## [WORK REQUEST]
Without any change, set down every record below.

▬▬▬

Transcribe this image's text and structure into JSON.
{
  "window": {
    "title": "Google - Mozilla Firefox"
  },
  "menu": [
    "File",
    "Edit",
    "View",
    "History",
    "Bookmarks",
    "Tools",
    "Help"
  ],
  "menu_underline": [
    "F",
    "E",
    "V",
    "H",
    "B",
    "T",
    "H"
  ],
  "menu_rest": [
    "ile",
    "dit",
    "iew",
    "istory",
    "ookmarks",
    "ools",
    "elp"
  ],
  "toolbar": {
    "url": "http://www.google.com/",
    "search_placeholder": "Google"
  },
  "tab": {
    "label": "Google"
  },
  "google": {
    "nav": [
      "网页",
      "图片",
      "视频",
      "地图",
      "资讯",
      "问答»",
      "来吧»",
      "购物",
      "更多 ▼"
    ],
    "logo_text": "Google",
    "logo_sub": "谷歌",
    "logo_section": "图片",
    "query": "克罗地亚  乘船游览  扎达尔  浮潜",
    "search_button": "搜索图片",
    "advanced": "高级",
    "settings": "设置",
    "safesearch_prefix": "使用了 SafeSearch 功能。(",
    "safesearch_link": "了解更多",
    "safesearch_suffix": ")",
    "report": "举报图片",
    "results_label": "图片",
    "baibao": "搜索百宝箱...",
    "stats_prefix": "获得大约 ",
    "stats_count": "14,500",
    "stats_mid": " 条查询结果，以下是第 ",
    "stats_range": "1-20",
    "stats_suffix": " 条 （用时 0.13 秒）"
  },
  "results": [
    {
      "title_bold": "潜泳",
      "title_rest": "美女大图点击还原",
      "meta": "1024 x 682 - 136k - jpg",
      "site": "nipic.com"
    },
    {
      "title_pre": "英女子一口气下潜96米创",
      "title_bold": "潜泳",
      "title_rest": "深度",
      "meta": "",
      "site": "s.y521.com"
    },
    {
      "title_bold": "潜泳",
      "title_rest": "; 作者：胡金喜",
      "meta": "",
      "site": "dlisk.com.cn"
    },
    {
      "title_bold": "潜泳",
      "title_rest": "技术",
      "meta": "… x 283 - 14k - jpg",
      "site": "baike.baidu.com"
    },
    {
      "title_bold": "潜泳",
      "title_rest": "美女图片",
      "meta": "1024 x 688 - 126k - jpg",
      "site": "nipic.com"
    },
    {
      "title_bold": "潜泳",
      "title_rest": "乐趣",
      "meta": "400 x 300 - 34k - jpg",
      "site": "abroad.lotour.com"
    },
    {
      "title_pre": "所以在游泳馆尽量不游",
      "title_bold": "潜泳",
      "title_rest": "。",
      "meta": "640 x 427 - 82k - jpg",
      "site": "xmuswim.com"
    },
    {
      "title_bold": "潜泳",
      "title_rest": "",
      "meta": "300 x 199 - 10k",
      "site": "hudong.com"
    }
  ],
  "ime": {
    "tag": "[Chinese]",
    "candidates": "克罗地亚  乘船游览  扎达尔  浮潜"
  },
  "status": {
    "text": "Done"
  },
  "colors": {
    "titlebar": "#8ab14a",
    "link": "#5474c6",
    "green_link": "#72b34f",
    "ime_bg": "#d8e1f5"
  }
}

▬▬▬

## [EXERCISE RESULT]
Transcribe this image's text and structure into JSON.
{
  "window": {
    "title": "Google - Mozilla Firefox"
  },
  "menu": [
    "File",
    "Edit",
    "View",
    "History",
    "Bookmarks",
    "Tools",
    "Help"
  ],
  "menu_underline": [
    "F",
    "E",
    "V",
    "H",
    "B",
    "T",
    "H"
  ],
  "menu_rest": [
    "ile",
    "dit",
    "iew",
    "istory",
    "ookmarks",
    "ools",
    "elp"
  ],
  "toolbar": {
    "url": "http://www.google.com/",
    "search_placeholder": "Google"
  },
  "tab": {
    "label": "Google"
  },
  "google": {
    "nav": [
      "网页",
      "图片",
      "视频",
      "地图",
      "资讯",
      "问答»",
      "来吧»",
      "购物",
      "更多 ▼"
    ],
    "logo_text": "Google",
    "logo_sub": "谷歌",
    "logo_section": "图片",
    "query": "克罗地亚  乘船游览  扎达尔  浮潜",
    "search_button": "搜索图片",
    "advanced": "高级",
    "settings": "设置",
    "safesearch_prefix": "使用了 SafeSearch 功能。(",
    "safesearch_link": "了解更多",
    "safesearch_suffix": ")",
    "report": "举报图片",
    "results_label": "图片",
    "baibao": "搜索百宝箱...",
    "stats_prefix": "获得大约 ",
    "stats_count": "14,500",
    "stats_mid": " 条查询结果，以下是第 ",
    "stats_range": "1-20",
    "stats_suffix": " 条 （用时 0.13 秒）"
  },
  "results": [
    {
      "title_bold": "潜泳",
      "title_rest": "美女大图点击还原",
      "meta": "1024 x 682 - 136k - jpg",
      "site": "nipic.com"
    },
    {
      "title_pre": "英女子一口气下潜96米创",
      "title_bold": "潜泳",
      "title_rest": "深度",
      "meta": "",
      "site": "s.y521.com"
    },
    {
      "title_bold": "潜泳",
      "title_rest": "; 作者：胡金喜",
      "meta": "",
      "site": "dlisk.com.cn"
    },
    {
      "title_bold": "潜泳",
      "title_rest": "技术",
      "meta": "… x 283 - 14k - jpg",
      "site": "baike.baidu.com"
    },
    {
      "title_bold": "潜泳",
      "title_rest": "美女图片",
      "meta": "1024 x 688 - 126k - jpg",
      "site": "nipic.com"
    },
    {
      "title_bold": "潜泳",
      "title_rest": "乐趣",
      "meta": "400 x 300 - 34k - jpg",
      "site": "abroad.lotour.com"
    },
    {
      "title_pre": "所以在游泳馆尽量不游",
      "title_bold": "潜泳",
      "title_rest": "。",
      "meta": "640 x 427 - 82k - jpg",
      "site": "xmuswim.com"
    },
    {
      "title_bold": "潜泳",
      "title_rest": "",
      "meta": "300 x 199 - 10k",
      "site": "hudong.com"
    }
  ],
  "ime": {
    "tag": "[Chinese]",
    "candidates": "克罗地亚  乘船游览  扎达尔  浮潜"
  },
  "status": {
    "text": "Done"
  },
  "colors": {
    "titlebar": "#8ab14a",
    "link": "#5474c6",
    "green_link": "#72b34f",
    "ime_bg": "#d8e1f5"
  }
}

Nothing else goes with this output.